■ **EXERCISE**: List all lines of the data containing the word "Interesting".

■ **TASK MATERIAL**:
++++++
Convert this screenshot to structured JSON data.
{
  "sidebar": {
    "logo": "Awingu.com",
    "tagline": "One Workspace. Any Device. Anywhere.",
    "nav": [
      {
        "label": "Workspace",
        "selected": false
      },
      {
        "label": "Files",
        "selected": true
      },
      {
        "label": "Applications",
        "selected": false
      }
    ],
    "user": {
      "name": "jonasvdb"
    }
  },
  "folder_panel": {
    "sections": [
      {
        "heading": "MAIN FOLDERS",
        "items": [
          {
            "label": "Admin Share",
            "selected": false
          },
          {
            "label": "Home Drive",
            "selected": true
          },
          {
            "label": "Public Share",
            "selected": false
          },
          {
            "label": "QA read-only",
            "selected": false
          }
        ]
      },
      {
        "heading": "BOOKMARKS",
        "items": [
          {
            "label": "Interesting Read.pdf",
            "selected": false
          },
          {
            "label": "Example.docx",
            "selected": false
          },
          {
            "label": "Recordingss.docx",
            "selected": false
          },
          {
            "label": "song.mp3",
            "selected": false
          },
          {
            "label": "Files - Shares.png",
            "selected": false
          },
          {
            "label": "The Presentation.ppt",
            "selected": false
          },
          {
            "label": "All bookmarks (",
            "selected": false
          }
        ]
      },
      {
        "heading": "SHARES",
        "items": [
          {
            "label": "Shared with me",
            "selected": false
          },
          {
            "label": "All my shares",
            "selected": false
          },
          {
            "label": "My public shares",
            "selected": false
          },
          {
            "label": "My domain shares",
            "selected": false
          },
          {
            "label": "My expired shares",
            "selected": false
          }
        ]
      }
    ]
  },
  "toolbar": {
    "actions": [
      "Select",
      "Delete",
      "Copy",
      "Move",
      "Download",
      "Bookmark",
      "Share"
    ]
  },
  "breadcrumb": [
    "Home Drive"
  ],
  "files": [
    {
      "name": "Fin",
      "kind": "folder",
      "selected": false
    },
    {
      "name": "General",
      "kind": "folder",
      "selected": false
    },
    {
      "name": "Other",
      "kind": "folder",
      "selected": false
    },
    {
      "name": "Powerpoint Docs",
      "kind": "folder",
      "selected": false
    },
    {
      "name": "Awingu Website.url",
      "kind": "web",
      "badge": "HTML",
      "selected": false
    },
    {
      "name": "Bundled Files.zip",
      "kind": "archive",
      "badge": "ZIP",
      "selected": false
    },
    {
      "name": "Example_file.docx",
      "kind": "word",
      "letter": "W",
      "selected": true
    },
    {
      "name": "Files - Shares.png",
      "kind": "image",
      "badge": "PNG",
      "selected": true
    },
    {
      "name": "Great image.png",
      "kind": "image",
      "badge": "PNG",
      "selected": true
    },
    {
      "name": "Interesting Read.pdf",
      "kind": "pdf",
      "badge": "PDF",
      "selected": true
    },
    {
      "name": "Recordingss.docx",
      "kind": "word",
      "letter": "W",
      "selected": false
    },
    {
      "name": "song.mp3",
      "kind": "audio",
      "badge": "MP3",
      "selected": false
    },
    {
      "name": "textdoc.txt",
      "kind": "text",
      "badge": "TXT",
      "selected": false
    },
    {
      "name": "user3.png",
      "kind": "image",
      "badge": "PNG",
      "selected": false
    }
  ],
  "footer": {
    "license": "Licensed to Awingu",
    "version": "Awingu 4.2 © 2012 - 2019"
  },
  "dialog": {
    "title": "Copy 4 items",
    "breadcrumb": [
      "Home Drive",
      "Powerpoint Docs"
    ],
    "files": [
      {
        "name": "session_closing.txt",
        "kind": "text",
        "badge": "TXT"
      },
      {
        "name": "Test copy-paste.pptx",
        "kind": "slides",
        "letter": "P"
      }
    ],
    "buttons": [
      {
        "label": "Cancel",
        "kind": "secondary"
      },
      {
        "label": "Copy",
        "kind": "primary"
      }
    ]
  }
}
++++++
■ **ANSWER TO THE EXERCISE**:
            "label": "Interesting Read.pdf",
      "name": "Interesting Read.pdf",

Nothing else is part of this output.